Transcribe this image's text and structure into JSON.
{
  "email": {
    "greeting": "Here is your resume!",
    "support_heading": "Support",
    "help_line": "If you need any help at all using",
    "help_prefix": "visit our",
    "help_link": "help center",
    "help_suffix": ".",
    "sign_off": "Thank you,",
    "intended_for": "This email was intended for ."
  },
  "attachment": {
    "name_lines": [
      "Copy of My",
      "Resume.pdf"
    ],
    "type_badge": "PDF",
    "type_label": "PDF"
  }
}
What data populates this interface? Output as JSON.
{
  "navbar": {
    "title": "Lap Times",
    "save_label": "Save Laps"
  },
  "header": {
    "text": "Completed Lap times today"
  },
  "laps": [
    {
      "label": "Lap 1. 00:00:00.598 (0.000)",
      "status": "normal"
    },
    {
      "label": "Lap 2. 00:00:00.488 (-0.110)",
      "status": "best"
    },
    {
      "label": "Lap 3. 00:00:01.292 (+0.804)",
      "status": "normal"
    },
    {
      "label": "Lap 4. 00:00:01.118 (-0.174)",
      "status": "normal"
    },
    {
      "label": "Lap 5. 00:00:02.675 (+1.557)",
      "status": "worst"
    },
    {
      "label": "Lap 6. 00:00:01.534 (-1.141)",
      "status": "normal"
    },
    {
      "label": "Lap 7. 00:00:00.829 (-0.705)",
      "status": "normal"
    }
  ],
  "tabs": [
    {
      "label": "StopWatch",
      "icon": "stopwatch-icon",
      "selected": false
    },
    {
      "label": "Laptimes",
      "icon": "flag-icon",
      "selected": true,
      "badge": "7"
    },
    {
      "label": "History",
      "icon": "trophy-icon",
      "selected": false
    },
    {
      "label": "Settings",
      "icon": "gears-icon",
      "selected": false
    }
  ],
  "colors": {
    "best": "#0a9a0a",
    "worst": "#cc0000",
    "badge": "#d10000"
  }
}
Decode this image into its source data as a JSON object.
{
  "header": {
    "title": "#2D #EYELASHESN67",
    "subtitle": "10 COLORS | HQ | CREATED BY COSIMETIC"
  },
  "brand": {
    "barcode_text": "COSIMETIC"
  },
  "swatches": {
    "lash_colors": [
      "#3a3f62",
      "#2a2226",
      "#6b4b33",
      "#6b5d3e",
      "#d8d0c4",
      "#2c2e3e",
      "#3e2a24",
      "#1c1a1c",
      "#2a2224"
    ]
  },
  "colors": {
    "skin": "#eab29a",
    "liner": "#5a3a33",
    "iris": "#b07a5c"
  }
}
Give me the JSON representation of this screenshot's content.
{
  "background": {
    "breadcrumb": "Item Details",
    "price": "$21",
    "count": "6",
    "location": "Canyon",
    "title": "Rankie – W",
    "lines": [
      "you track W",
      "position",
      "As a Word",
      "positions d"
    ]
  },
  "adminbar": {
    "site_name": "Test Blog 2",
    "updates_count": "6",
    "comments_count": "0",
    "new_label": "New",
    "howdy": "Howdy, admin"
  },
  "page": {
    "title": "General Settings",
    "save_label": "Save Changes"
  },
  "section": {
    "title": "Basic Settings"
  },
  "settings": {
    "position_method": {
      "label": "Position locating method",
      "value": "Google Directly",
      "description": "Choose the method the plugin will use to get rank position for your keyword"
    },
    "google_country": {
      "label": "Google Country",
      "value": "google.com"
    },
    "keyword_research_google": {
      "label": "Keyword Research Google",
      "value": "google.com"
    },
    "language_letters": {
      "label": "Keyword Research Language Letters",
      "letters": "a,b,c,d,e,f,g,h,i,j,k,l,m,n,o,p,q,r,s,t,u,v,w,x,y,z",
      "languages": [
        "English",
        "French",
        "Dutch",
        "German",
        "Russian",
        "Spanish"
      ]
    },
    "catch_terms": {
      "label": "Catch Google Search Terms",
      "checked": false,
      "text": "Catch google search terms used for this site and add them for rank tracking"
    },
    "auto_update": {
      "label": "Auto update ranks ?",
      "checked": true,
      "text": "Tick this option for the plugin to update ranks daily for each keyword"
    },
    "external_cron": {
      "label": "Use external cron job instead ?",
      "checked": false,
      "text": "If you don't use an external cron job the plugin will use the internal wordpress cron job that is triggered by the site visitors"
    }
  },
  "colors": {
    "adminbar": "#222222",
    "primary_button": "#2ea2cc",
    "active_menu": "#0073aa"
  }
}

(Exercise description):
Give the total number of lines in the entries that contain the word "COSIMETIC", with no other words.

(Response):
2